▸ **Assigned task**:
Across the records below, report how many lines include the word "title", stating the number alone.

▸ **Available records**:
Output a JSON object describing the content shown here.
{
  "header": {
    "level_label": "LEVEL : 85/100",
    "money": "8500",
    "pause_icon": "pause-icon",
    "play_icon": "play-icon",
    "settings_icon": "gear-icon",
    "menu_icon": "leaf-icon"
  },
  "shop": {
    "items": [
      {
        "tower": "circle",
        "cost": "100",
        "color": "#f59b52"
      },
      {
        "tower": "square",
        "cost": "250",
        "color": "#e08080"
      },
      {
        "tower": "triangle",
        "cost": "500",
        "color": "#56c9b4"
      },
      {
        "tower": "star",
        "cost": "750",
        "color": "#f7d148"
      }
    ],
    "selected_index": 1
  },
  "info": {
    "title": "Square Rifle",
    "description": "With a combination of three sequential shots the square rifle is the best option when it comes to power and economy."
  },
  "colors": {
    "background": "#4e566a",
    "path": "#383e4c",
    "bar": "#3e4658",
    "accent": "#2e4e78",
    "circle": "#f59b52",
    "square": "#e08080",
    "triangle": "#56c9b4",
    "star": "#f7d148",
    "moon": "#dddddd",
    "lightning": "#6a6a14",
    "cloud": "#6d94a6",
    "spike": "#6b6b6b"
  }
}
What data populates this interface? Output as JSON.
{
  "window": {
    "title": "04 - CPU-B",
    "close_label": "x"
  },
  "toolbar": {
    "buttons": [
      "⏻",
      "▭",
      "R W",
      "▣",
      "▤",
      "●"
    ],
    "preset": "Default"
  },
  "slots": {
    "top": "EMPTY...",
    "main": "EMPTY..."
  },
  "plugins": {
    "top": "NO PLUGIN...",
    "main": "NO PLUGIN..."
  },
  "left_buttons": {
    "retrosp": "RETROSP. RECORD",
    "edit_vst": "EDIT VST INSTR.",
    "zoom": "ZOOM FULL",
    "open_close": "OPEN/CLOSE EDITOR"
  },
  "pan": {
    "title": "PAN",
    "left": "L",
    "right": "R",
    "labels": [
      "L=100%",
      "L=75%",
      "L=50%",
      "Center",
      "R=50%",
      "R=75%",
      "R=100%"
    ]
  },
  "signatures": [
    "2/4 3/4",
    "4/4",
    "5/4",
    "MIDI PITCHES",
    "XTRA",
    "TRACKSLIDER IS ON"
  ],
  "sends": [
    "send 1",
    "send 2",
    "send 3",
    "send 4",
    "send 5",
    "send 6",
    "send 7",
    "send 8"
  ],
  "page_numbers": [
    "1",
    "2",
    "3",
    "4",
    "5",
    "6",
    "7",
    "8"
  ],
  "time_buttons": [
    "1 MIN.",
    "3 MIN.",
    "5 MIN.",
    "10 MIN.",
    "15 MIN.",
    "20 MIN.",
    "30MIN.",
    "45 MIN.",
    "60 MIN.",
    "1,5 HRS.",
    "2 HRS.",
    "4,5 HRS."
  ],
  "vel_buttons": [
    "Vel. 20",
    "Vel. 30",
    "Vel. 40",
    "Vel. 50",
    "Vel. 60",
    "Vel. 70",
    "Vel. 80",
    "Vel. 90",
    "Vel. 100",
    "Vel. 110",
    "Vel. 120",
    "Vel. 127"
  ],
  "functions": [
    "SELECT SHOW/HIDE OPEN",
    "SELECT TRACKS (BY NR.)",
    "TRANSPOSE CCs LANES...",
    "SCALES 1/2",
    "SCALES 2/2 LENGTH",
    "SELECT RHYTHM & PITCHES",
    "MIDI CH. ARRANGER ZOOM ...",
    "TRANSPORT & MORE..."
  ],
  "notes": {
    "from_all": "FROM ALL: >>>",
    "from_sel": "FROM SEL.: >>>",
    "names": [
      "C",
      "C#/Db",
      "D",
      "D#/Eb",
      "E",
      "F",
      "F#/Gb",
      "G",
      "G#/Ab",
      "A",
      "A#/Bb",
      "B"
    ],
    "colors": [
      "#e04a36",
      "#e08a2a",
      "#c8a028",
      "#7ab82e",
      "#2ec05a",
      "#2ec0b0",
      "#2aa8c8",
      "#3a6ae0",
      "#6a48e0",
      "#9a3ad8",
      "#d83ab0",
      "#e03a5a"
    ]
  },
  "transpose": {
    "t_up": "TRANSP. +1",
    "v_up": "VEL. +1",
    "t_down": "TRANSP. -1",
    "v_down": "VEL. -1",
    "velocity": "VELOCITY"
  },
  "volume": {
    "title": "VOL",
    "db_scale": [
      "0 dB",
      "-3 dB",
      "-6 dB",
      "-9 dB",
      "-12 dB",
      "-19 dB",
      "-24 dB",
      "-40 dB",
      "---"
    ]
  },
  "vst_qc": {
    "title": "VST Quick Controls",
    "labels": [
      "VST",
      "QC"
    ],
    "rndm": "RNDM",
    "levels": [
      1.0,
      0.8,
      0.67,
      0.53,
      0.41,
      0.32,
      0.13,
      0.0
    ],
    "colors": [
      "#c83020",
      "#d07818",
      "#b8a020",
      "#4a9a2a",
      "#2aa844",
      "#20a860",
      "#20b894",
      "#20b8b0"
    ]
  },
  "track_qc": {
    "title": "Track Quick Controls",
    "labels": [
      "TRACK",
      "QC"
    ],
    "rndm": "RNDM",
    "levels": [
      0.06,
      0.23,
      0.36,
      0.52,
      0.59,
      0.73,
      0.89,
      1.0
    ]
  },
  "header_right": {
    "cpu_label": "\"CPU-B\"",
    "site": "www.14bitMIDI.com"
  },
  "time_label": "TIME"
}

▸ **Response to the exercise**:
6